Was she experiencing a thrill as they came down that hill and slammed into that retention wall? We never found out.
This week, it was my town's turn. My freshman daughter knew the kids, even hung out with them. When you see the site of the tragedy, a seasoned driver knows that something isn't quite right. It seems impossible to accidentally hit that tree, so far from the road.
But, alas, another passage of summer. For some, a devastatingly permanent passage. The pain is palpable. And yet, the teenage years seem to inevitably be a time of life for most people when we, groping for the boundaries of our own independence, are able to raise the stakes without yet understanding the contra side of the trade.
This phenomenon of being adult-sized in body but still kid-sized in mind and experience seems to be addressed mostly - in of all places - driving schools.
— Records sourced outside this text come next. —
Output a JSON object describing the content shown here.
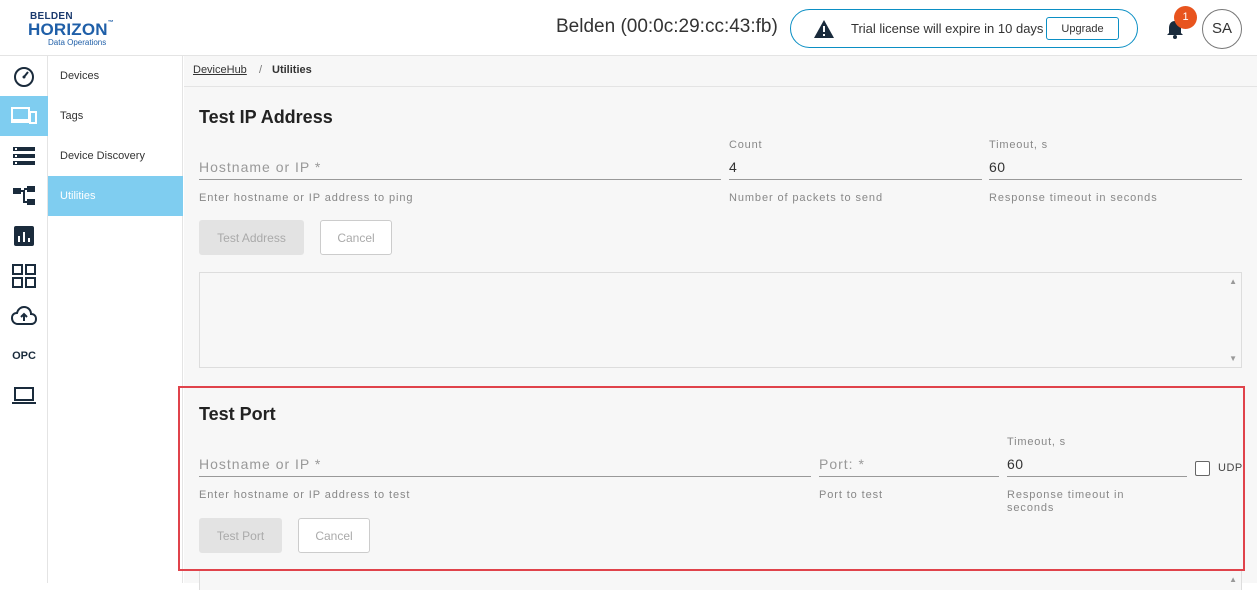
{
  "header": {
    "logo": {
      "line1": "BELDEN",
      "line2": "HORIZON",
      "tm": "™",
      "line3": "Data Operations"
    },
    "device_title": "Belden (00:0c:29:cc:43:fb)",
    "trial_text": "Trial license will expire in 10 days",
    "upgrade_label": "Upgrade",
    "notification_count": "1",
    "avatar_initials": "SA"
  },
  "rail": {
    "items": [
      "dashboard-icon",
      "devices-icon",
      "list-icon",
      "hierarchy-icon",
      "chart-icon",
      "apps-icon",
      "cloud-upload-icon",
      "opc",
      "laptop-icon"
    ],
    "opc_label": "OPC",
    "active_index": 1
  },
  "subnav": {
    "items": [
      {
        "label": "Devices"
      },
      {
        "label": "Tags"
      },
      {
        "label": "Device Discovery"
      },
      {
        "label": "Utilities"
      }
    ],
    "active_index": 3
  },
  "breadcrumb": {
    "root": "DeviceHub",
    "separator": "/",
    "current": "Utilities"
  },
  "test_ip": {
    "title": "Test IP Address",
    "hostname_placeholder": "Hostname or IP *",
    "hostname_hint": "Enter hostname or IP address to ping",
    "count_label": "Count",
    "count_value": "4",
    "count_hint": "Number of packets to send",
    "timeout_label": "Timeout, s",
    "timeout_value": "60",
    "timeout_hint": "Response timeout in seconds",
    "test_button": "Test Address",
    "cancel_button": "Cancel"
  },
  "test_port": {
    "title": "Test Port",
    "hostname_placeholder": "Hostname or IP *",
    "hostname_hint": "Enter hostname or IP address to test",
    "port_placeholder": "Port: *",
    "port_hint": "Port to test",
    "timeout_label": "Timeout, s",
    "timeout_value": "60",
    "timeout_hint": "Response timeout in seconds",
    "udp_label": "UDP",
    "test_button": "Test Port",
    "cancel_button": "Cancel"
  },
  "colors": {
    "accent": "#7fcdf0",
    "border_accent": "#0b8fc4",
    "badge": "#e8541e",
    "highlight": "#e0434b"
  }
}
There, they call it the "Superman Effect".
The "Superman Effect's" can't-happen-to-me definition make it painfully and unfortunately circular and cuts it off from external intervention. The only person who can shut down the "Superman Effect" is the individual. I can't shut down yours, you can't shut down mine.
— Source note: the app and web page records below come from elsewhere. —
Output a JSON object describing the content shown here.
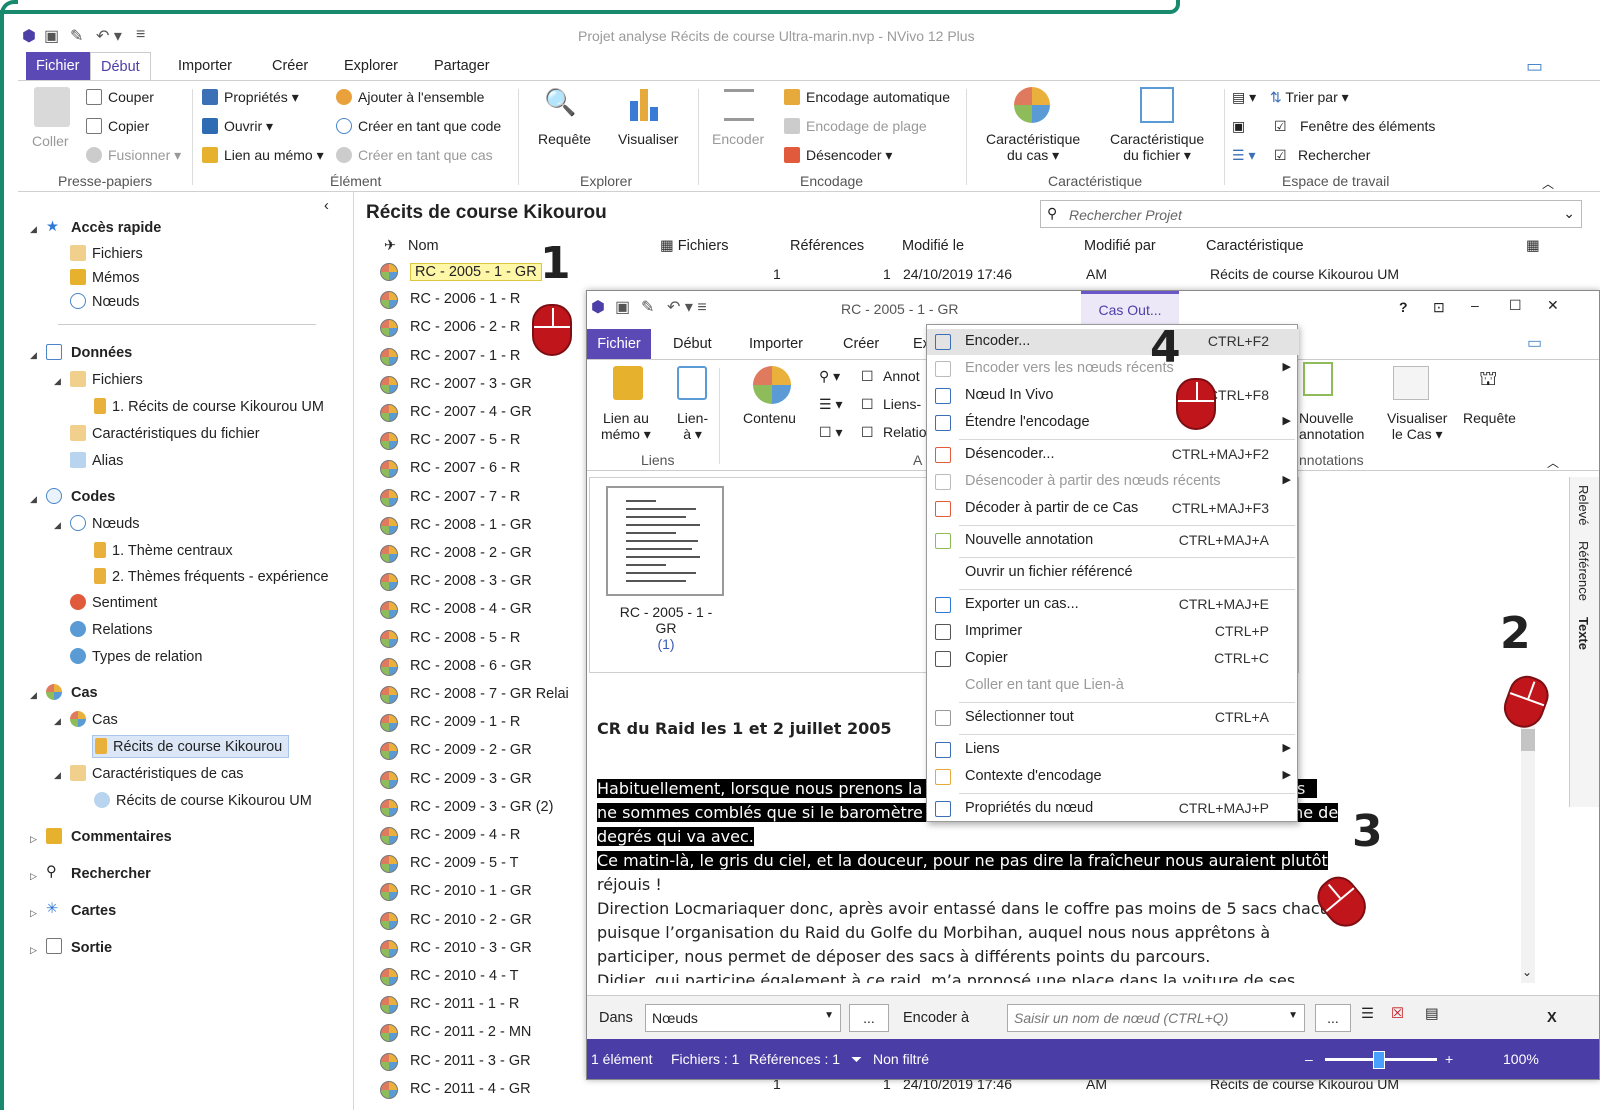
{
  "app": {
    "title": "Projet analyse Récits de course Ultra-marin.nvp - NVivo 12 Plus"
  },
  "ribbon": {
    "tabs": [
      "Fichier",
      "Début",
      "Importer",
      "Créer",
      "Explorer",
      "Partager"
    ],
    "presse_papiers": {
      "coller": "Coller",
      "couper": "Couper",
      "copier": "Copier",
      "fusionner": "Fusionner",
      "group": "Presse-papiers"
    },
    "element": {
      "proprietes": "Propriétés",
      "ouvrir": "Ouvrir",
      "lien_memo": "Lien au mémo",
      "ajouter": "Ajouter à l'ensemble",
      "creer_code": "Créer en tant que code",
      "creer_cas": "Créer en tant que cas",
      "group": "Élément"
    },
    "explorer": {
      "requete": "Requête",
      "visualiser": "Visualiser",
      "group": "Explorer"
    },
    "encodage": {
      "encoder": "Encoder",
      "auto": "Encodage automatique",
      "plage": "Encodage de plage",
      "desencoder": "Désencoder",
      "group": "Encodage"
    },
    "caracteristique": {
      "cas_l1": "Caractéristique",
      "cas_l2": "du cas",
      "fichier_l1": "Caractéristique",
      "fichier_l2": "du fichier",
      "group": "Caractéristique"
    },
    "espace": {
      "trier": "Trier par",
      "fenetre": "Fenêtre des éléments",
      "rechercher": "Rechercher",
      "group": "Espace de travail"
    }
  },
  "nav": {
    "acces_rapide": "Accès rapide",
    "fichiers": "Fichiers",
    "memos": "Mémos",
    "noeuds": "Nœuds",
    "donnees": "Données",
    "d_fichiers": "Fichiers",
    "recits": "1. Récits de course Kikourou UM",
    "caract_fichier": "Caractéristiques du fichier",
    "alias": "Alias",
    "codes": "Codes",
    "c_noeuds": "Nœuds",
    "theme1": "1. Thème centraux",
    "theme2": "2. Thèmes fréquents - expérience",
    "sentiment": "Sentiment",
    "relations": "Relations",
    "types_relation": "Types de relation",
    "cas": "Cas",
    "cas_sub": "Cas",
    "recits_kikourou": "Récits de course Kikourou",
    "caract_cas": "Caractéristiques de cas",
    "recits_um": "Récits de course Kikourou UM",
    "commentaires": "Commentaires",
    "rechercher": "Rechercher",
    "cartes": "Cartes",
    "sortie": "Sortie"
  },
  "list": {
    "title": "Récits de course Kikourou",
    "search_placeholder": "Rechercher Projet",
    "columns": {
      "nom": "Nom",
      "fichiers": "Fichiers",
      "references": "Références",
      "modifie_le": "Modifié le",
      "modifie_par": "Modifié par",
      "caracteristique": "Caractéristique"
    },
    "first_row": {
      "fichiers": "1",
      "references": "1",
      "modifie_le": "24/10/2019 17:46",
      "modifie_par": "AM",
      "caracteristique": "Récits de course Kikourou UM"
    },
    "last_row": {
      "fichiers": "1",
      "references": "1",
      "modifie_le": "24/10/2019 17:46",
      "modifie_par": "AM",
      "caracteristique": "Récits de course Kikourou UM"
    },
    "rows": [
      "RC - 2005 - 1 - GR",
      "RC - 2006 - 1 - R",
      "RC - 2006 - 2 - R",
      "RC - 2007 - 1 - R",
      "RC - 2007 - 3 - GR",
      "RC - 2007 - 4 - GR",
      "RC - 2007 - 5 - R",
      "RC - 2007 - 6 - R",
      "RC - 2007 - 7 - R",
      "RC - 2008 - 1 - GR",
      "RC - 2008 - 2 - GR",
      "RC - 2008 - 3 - GR",
      "RC - 2008 - 4 - GR",
      "RC - 2008 - 5 - R",
      "RC - 2008 - 6 - GR",
      "RC - 2008 - 7 - GR Relai",
      "RC - 2009 - 1 - R",
      "RC - 2009 - 2 - GR",
      "RC - 2009 - 3 - GR",
      "RC - 2009 - 3 - GR (2)",
      "RC - 2009 - 4 - R",
      "RC - 2009 - 5 - T",
      "RC - 2010 - 1 - GR",
      "RC - 2010 - 2 - GR",
      "RC - 2010 - 3 - GR",
      "RC - 2010 - 4 - T",
      "RC - 2011 - 1 - R",
      "RC - 2011 - 2 - MN",
      "RC - 2011 - 3 - GR",
      "RC - 2011 - 4 - GR"
    ]
  },
  "case_window": {
    "title": "RC - 2005 - 1 - GR",
    "cas_tab": "Cas Out...",
    "tabs": [
      "Fichier",
      "Début",
      "Importer",
      "Créer",
      "Ex"
    ],
    "liens": {
      "lien_memo_l1": "Lien au",
      "lien_memo_l2": "mémo",
      "lien_a_l1": "Lien-",
      "lien_a_l2": "à",
      "group": "Liens"
    },
    "contenu": "Contenu",
    "annot": "Annot",
    "liens_a": "Liens-",
    "relatio": "Relatio",
    "a_group": "A",
    "annotations": {
      "nouvelle_l1": "Nouvelle",
      "nouvelle_l2": "annotation",
      "group": "nnotations"
    },
    "visualiser_l1": "Visualiser",
    "visualiser_l2": "le Cas",
    "requete": "Requête",
    "thumb_label_l1": "RC - 2005 - 1 -",
    "thumb_label_l2": "GR",
    "thumb_count": "(1)",
    "side_tabs": [
      "Relevé",
      "Référence",
      "Texte"
    ],
    "doc": {
      "title": "CR du Raid les 1 et 2 juillet 2005",
      "l1": "Habituellement, lorsque nous prenons la",
      "l1_end": "s",
      "l2": "ne sommes comblés que si le baromètre est sur le « beau fixe », avec la bonne vingtaine de",
      "l3": "degrés qui va avec.",
      "l4": "Ce matin-là, le gris du ciel, et la douceur, pour ne pas dire la fraîcheur nous auraient plutôt",
      "l5": "réjouis !",
      "l6": "Direction Locmariaquer donc, après avoir entassé dans le coffre pas moins de 5 sacs chacun,",
      "l7": "puisque l’organisation du Raid du Golfe du Morbihan, auquel nous nous apprêtons à",
      "l8": "participer, nous permet de déposer des sacs à différents points du parcours.",
      "l9": "Didier, qui participe également à ce raid, m’a proposé une place dans la voiture de ses"
    },
    "codebar": {
      "dans": "Dans",
      "dans_value": "Nœuds",
      "dots": "...",
      "encoder_a": "Encoder à",
      "node_placeholder": "Saisir un nom de nœud (CTRL+Q)",
      "close": "X"
    },
    "status": {
      "elements": "1 élément",
      "fichiers": "Fichiers : 1",
      "references": "Références : 1",
      "filtre": "Non filtré",
      "zoom": "100%"
    }
  },
  "context_menu": {
    "items": [
      {
        "label": "Encoder...",
        "key": "CTRL+F2",
        "disabled": false
      },
      {
        "label": "Encoder vers les nœuds récents",
        "key": "",
        "disabled": true,
        "arrow": true
      },
      {
        "label": "Nœud In Vivo",
        "key": "CTRL+F8",
        "disabled": false
      },
      {
        "label": "Étendre l'encodage",
        "key": "",
        "disabled": false,
        "arrow": true
      },
      {
        "label": "Désencoder...",
        "key": "CTRL+MAJ+F2",
        "disabled": false
      },
      {
        "label": "Désencoder à partir des nœuds récents",
        "key": "",
        "disabled": true,
        "arrow": true
      },
      {
        "label": "Décoder à partir de ce Cas",
        "key": "CTRL+MAJ+F3",
        "disabled": false
      },
      {
        "label": "Nouvelle annotation",
        "key": "CTRL+MAJ+A",
        "disabled": false
      },
      {
        "label": "Ouvrir un fichier référencé",
        "key": "",
        "disabled": false
      },
      {
        "label": "Exporter un cas...",
        "key": "CTRL+MAJ+E",
        "disabled": false
      },
      {
        "label": "Imprimer",
        "key": "CTRL+P",
        "disabled": false
      },
      {
        "label": "Copier",
        "key": "CTRL+C",
        "disabled": false
      },
      {
        "label": "Coller en tant que Lien-à",
        "key": "",
        "disabled": true
      },
      {
        "label": "Sélectionner tout",
        "key": "CTRL+A",
        "disabled": false
      },
      {
        "label": "Liens",
        "key": "",
        "disabled": false,
        "arrow": true
      },
      {
        "label": "Contexte d'encodage",
        "key": "",
        "disabled": false,
        "arrow": true
      },
      {
        "label": "Propriétés du nœud",
        "key": "CTRL+MAJ+P",
        "disabled": false
      }
    ]
  },
  "annotations": {
    "n1": "1",
    "n2": "2",
    "n3": "3",
    "n4": "4"
  }
}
Meanwhile, another summer, in another town, in another county, in every state passes by. I guess the freedom we like to talk about here really does have its price. It is truly tragic that no matter the age, that price is so often paid by people who don't understand the trade they're in.